What is being asked: Only the text of the records below belongs in the answer, copied exactly, with pictures omitted.

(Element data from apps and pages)
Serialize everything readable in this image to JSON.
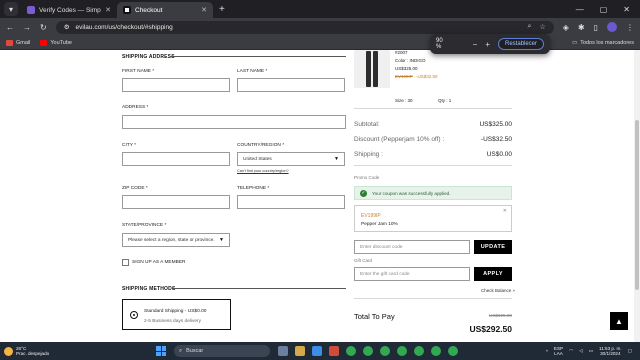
{
  "browser": {
    "tabs": [
      {
        "title": "Verify Codes — SimplyCodes",
        "active": false,
        "favicon_color": "#7b5cd6"
      },
      {
        "title": "Checkout",
        "active": true,
        "favicon_color": "#111111"
      }
    ],
    "url": "evilau.com/us/checkout/#shipping",
    "bookmarks": [
      {
        "label": "Gmail",
        "icon_color": "#e04a3a"
      },
      {
        "label": "YouTube",
        "icon_color": "#ff0000"
      }
    ],
    "bookmarks_right": "Todos los marcadores",
    "zoom": {
      "value": "90 %",
      "minus": "−",
      "plus": "+",
      "reset_label": "Restablecer"
    }
  },
  "shipping": {
    "section_title": "SHIPPING ADDRESS",
    "first_name_label": "FIRST NAME *",
    "last_name_label": "LAST NAME *",
    "address_label": "ADDRESS *",
    "city_label": "CITY *",
    "country_label": "COUNTRY/REGION *",
    "country_value": "United States",
    "country_link": "Can't find your country/region?",
    "zip_label": "ZIP CODE *",
    "phone_label": "TELEPHONE *",
    "state_label": "STATE/PROVINCE *",
    "state_placeholder": "Please select a region, state or province.",
    "signup_label": "SIGN UP AS A MEMBER"
  },
  "methods": {
    "section_title": "SHIPPING METHODS",
    "option_title": "Standard Shipping - US$0.00",
    "option_sub": "2-5 Business days delivery"
  },
  "product": {
    "sku": "#2007",
    "color": "Color : INDIGO",
    "price": "US$325.00",
    "sale_code": "EV199IP",
    "sale_price": "-US$32.50",
    "size": "Size : 30",
    "qty": "Qty : 1"
  },
  "summary": {
    "subtotal_label": "Subtotal:",
    "subtotal_value": "US$325.00",
    "discount_label": "Discount (Pepperjam 10% off) :",
    "discount_value": "-US$32.50",
    "shipping_label": "Shipping :",
    "shipping_value": "US$0.00",
    "promo_label": "Promo Code",
    "coupon_success": "Your coupon was successfully applied.",
    "coupon_code": "EV199IP",
    "coupon_desc": "Pepper Jam 10%",
    "discount_placeholder": "Enter discount code",
    "update_label": "UPDATE",
    "gift_label": "Gift Card",
    "gift_placeholder": "Enter the gift card code",
    "apply_label": "APPLY",
    "check_balance": "Check Balance »",
    "total_label": "Total To Pay",
    "total_old": "US$325.00",
    "total_value": "US$292.50"
  },
  "taskbar": {
    "temp": "26°C",
    "weather": "Prac. despejado",
    "search": "Buscar",
    "lang": "ESP",
    "layout": "LAA",
    "time": "11:53 p. m.",
    "date": "30/1/2024"
  }
}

Exercise output:
Serialize everything readable in this image to JSON.
{
  "browser": {
    "tabs": [
      {
        "title": "Verify Codes — SimplyCodes",
        "active": false,
        "favicon_color": "#7b5cd6"
      },
      {
        "title": "Checkout",
        "active": true,
        "favicon_color": "#111111"
      }
    ],
    "url": "evilau.com/us/checkout/#shipping",
    "bookmarks": [
      {
        "label": "Gmail",
        "icon_color": "#e04a3a"
      },
      {
        "label": "YouTube",
        "icon_color": "#ff0000"
      }
    ],
    "bookmarks_right": "Todos los marcadores",
    "zoom": {
      "value": "90 %",
      "minus": "−",
      "plus": "+",
      "reset_label": "Restablecer"
    }
  },
  "shipping": {
    "section_title": "SHIPPING ADDRESS",
    "first_name_label": "FIRST NAME *",
    "last_name_label": "LAST NAME *",
    "address_label": "ADDRESS *",
    "city_label": "CITY *",
    "country_label": "COUNTRY/REGION *",
    "country_value": "United States",
    "country_link": "Can't find your country/region?",
    "zip_label": "ZIP CODE *",
    "phone_label": "TELEPHONE *",
    "state_label": "STATE/PROVINCE *",
    "state_placeholder": "Please select a region, state or province.",
    "signup_label": "SIGN UP AS A MEMBER"
  },
  "methods": {
    "section_title": "SHIPPING METHODS",
    "option_title": "Standard Shipping - US$0.00",
    "option_sub": "2-5 Business days delivery"
  },
  "product": {
    "sku": "#2007",
    "color": "Color : INDIGO",
    "price": "US$325.00",
    "sale_code": "EV199IP",
    "sale_price": "-US$32.50",
    "size": "Size : 30",
    "qty": "Qty : 1"
  },
  "summary": {
    "subtotal_label": "Subtotal:",
    "subtotal_value": "US$325.00",
    "discount_label": "Discount (Pepperjam 10% off) :",
    "discount_value": "-US$32.50",
    "shipping_label": "Shipping :",
    "shipping_value": "US$0.00",
    "promo_label": "Promo Code",
    "coupon_success": "Your coupon was successfully applied.",
    "coupon_code": "EV199IP",
    "coupon_desc": "Pepper Jam 10%",
    "discount_placeholder": "Enter discount code",
    "update_label": "UPDATE",
    "gift_label": "Gift Card",
    "gift_placeholder": "Enter the gift card code",
    "apply_label": "APPLY",
    "check_balance": "Check Balance »",
    "total_label": "Total To Pay",
    "total_old": "US$325.00",
    "total_value": "US$292.50"
  },
  "taskbar": {
    "temp": "26°C",
    "weather": "Prac. despejado",
    "search": "Buscar",
    "lang": "ESP",
    "layout": "LAA",
    "time": "11:53 p. m.",
    "date": "30/1/2024"
  }
}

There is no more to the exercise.